It’s likely however that the majority of Irish people still would prefer to have their independence, as in England, and almost certainly voted for the EU only in fear of economic consequences of not doing so, which amounts really to extortion and blackmail, more or less a “gangster protection racket.”

I personally would favour a purely economic alliance between the UK and Ireland, which would make both nations far more independent, as Ireland has such agricultural potential.

No doubt Ireland’s electoral system is corrupt like the UK’s, so that ordinary people who represent most of the public do not get properly represented.

I can’t believe for example how the government was so easily able to close the pubs, without mass protest, which I can’t believe the majority of Irish people would have supported, especially when officially told that the virus (like any seasonal flu) was only much dangerous to the old and already in poor health.

The Churches everywhere missed their opportunity to oppose government tyranny in imposing the lockdown, which could not have been excused lest this were really a plague of the order of the Bubonic one or similar.

We had Hong Kong flu in 1968 which killed more people in Britain, but no lock down was apparently required, and it is very likely that the lockdown is going to kill a lot more people than the virus would have done even had their been no lockdown, as for example in Canada, a doctor reported recently they had more suicides there in one month of lockdown than they usually get in the whole year normally.

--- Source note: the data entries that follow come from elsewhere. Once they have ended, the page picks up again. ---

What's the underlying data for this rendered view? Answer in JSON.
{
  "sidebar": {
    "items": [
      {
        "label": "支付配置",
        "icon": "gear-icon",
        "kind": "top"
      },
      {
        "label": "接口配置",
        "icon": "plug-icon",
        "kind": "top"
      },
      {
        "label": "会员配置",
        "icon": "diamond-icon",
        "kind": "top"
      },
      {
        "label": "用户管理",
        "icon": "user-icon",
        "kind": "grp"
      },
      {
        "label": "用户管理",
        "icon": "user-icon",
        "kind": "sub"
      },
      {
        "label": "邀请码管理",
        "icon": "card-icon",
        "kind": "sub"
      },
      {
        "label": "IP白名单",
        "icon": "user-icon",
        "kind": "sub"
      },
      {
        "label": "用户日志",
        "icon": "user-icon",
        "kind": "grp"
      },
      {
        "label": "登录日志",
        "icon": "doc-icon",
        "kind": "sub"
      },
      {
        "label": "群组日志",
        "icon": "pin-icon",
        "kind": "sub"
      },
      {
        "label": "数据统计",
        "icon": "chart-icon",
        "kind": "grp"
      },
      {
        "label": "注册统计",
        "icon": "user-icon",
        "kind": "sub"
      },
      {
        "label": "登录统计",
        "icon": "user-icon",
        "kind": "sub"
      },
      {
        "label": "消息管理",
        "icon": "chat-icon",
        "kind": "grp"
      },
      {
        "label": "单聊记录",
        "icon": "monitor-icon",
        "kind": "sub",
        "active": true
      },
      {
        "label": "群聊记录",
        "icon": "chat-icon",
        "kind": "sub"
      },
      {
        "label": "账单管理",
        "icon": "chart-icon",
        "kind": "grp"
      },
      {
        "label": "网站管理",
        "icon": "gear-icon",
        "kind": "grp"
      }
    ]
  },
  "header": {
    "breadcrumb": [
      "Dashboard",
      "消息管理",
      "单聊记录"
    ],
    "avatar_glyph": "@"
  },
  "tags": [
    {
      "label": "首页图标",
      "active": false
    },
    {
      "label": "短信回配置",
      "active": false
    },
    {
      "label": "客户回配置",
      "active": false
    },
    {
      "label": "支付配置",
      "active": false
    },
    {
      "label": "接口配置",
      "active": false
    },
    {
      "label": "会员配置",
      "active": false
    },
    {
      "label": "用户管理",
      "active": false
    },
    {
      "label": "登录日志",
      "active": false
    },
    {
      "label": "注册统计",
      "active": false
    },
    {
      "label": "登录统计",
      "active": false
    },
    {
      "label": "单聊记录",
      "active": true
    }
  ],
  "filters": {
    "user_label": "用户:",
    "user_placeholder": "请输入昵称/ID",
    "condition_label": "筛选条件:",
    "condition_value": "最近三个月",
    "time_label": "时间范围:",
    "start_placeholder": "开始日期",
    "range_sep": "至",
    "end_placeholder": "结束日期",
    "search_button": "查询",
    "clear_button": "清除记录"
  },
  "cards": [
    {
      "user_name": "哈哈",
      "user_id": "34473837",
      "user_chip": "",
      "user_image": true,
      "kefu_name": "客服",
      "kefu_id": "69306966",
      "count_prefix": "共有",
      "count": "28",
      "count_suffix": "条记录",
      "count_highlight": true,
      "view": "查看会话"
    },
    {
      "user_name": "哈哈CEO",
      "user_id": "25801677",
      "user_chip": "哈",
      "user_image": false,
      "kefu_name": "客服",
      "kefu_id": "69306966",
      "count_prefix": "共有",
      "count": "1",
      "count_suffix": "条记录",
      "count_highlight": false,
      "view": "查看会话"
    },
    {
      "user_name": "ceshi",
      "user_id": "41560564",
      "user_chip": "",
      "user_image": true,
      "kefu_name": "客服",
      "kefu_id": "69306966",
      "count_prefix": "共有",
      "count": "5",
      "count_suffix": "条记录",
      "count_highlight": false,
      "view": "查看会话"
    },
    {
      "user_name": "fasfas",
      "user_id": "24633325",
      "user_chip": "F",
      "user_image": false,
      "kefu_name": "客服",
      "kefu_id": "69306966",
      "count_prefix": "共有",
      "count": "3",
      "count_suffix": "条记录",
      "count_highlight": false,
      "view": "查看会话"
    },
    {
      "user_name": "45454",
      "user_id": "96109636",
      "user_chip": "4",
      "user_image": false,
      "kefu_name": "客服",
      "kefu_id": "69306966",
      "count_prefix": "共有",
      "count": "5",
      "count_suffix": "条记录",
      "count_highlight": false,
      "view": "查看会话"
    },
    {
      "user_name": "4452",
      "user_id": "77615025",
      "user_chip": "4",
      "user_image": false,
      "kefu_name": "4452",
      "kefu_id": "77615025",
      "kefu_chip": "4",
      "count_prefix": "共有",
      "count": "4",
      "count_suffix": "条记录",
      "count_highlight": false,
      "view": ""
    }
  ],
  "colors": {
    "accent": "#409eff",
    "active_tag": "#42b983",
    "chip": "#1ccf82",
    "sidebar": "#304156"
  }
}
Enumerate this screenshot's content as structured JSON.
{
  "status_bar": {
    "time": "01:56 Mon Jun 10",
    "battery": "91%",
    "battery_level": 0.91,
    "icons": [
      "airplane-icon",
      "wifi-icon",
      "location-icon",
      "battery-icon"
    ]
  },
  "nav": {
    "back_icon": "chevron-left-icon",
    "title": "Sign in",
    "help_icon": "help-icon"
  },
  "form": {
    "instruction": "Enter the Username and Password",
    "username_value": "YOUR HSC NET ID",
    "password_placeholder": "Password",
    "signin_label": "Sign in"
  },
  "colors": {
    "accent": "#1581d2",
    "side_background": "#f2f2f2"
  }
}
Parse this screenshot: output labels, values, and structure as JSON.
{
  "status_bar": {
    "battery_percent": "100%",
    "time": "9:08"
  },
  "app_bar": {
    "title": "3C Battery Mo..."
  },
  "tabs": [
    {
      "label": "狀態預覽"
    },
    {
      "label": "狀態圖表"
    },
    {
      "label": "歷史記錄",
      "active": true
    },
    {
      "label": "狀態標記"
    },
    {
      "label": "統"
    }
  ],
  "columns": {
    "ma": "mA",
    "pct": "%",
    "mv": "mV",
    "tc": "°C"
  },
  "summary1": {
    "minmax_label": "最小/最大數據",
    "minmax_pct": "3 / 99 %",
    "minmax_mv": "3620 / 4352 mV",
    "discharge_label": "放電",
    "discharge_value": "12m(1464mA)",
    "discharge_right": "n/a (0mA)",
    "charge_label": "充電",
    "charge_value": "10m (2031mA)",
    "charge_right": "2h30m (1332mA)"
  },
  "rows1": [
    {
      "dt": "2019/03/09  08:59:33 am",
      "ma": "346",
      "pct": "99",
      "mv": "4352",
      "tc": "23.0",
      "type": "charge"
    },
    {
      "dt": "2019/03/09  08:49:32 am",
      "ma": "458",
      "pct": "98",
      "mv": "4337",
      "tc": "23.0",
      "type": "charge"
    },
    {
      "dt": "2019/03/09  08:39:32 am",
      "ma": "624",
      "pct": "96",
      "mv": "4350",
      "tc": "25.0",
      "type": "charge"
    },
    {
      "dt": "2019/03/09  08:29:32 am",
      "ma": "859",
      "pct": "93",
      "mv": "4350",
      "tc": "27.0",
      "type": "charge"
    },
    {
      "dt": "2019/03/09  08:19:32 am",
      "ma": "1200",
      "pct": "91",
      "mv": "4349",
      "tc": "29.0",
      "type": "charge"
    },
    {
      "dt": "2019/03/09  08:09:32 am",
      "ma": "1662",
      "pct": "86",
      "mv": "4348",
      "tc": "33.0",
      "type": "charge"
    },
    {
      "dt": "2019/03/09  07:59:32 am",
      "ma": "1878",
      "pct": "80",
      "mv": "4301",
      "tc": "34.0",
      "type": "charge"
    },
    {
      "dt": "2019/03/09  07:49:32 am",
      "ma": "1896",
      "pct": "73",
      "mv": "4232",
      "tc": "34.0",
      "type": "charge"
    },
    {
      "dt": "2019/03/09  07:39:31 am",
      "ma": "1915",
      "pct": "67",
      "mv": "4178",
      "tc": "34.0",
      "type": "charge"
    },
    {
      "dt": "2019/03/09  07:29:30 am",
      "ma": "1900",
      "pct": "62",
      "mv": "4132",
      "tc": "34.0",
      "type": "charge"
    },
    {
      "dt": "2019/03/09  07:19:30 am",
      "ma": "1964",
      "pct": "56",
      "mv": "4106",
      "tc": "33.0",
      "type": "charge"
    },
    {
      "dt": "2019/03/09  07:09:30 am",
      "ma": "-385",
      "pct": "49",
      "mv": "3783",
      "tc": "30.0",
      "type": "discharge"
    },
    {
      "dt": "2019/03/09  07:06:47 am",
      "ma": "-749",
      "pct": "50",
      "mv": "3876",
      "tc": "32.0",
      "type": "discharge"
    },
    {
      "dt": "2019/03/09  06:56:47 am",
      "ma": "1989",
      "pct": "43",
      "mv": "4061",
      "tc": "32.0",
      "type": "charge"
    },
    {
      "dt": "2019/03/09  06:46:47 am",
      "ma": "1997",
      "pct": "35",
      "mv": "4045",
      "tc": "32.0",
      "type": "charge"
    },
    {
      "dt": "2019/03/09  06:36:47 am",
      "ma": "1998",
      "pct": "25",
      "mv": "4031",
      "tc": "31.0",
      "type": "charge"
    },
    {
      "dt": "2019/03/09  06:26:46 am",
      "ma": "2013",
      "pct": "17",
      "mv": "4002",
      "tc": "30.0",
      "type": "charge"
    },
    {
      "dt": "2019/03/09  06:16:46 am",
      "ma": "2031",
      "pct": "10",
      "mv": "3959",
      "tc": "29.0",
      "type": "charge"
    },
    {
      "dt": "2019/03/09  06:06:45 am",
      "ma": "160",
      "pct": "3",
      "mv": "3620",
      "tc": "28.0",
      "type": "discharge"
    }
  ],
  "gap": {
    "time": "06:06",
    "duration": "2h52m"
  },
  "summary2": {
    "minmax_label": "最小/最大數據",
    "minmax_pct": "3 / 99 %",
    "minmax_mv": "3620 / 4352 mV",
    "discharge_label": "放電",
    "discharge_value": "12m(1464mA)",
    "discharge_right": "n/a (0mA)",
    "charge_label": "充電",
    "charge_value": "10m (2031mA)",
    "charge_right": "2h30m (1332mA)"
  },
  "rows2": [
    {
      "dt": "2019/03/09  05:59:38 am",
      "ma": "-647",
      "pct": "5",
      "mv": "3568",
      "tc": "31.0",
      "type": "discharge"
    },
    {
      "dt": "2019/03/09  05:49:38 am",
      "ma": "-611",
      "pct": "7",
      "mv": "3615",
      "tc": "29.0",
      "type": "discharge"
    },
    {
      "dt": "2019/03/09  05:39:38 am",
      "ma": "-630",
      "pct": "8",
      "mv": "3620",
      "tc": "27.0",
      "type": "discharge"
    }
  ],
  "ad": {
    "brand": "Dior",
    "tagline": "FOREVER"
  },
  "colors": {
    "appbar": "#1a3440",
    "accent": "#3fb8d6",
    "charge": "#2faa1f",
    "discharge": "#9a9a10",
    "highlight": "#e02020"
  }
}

The lockdown has been a devastating attack on the old, under the guise of claiming to save them, who should merely have been warned and allowed to choose for themselves if they wanted to risk catching the virus or not, which is a situation incidentally they are faced with every year.

The lockdown was an act of tyranny, especially against the old, unable to see their friends or families as well as get solace in either the Church or the pub (or indeed both), and put in fear of death if they dared go out of the house just to get survival provisions, which has become terribly difficult for people who were already struggling to do so under “normal” conditions.

The Churches have shown themselves really useless during this lockdown, by failing to speak out for the old and vulnerable, and today we even have a C of E bishop attacking Dominic Cummings, when instead they should have been attacking the lockdown, which on so many levels has been a crime against humanity.

Gerald gwarcuri
Gerald gwarcuri
2 years ago

As a conservative American Christian ( Reformed ), I am saddened when I read about how spineless many progressive clerics in the UK seem to be. Where are the Thomas Mores? “Being nice” and “not offending” anyone seem to be their highest priorities. This is not Christianity. It is smarmy, lukewarm pabulum. Jesus was confrontational. He exhibited towering courage. Not so the men and women who love to parade around in colorful vestments and make soft pronouncements on all manner of things mostly outside their purview. Heaven forbid they should take a controversial position – or worse – actually preach the New Testament gospel!

The UK church “leaders” would do well to read and ponder this article by Dennis Prager: https://www.dailysignal.com

666bobtodd
666bobtodd
2 years ago

why do church leaders use 16th century english to pray to their imaginary “god” who do they think they are fooling ?

Mark Corby
Mark Corby
2 years ago
Reply to  666bobtodd

Themselves.

pauline.k
pauline.k
2 years ago
Reply to  Mark Corby

That is your opinion. Others think differently.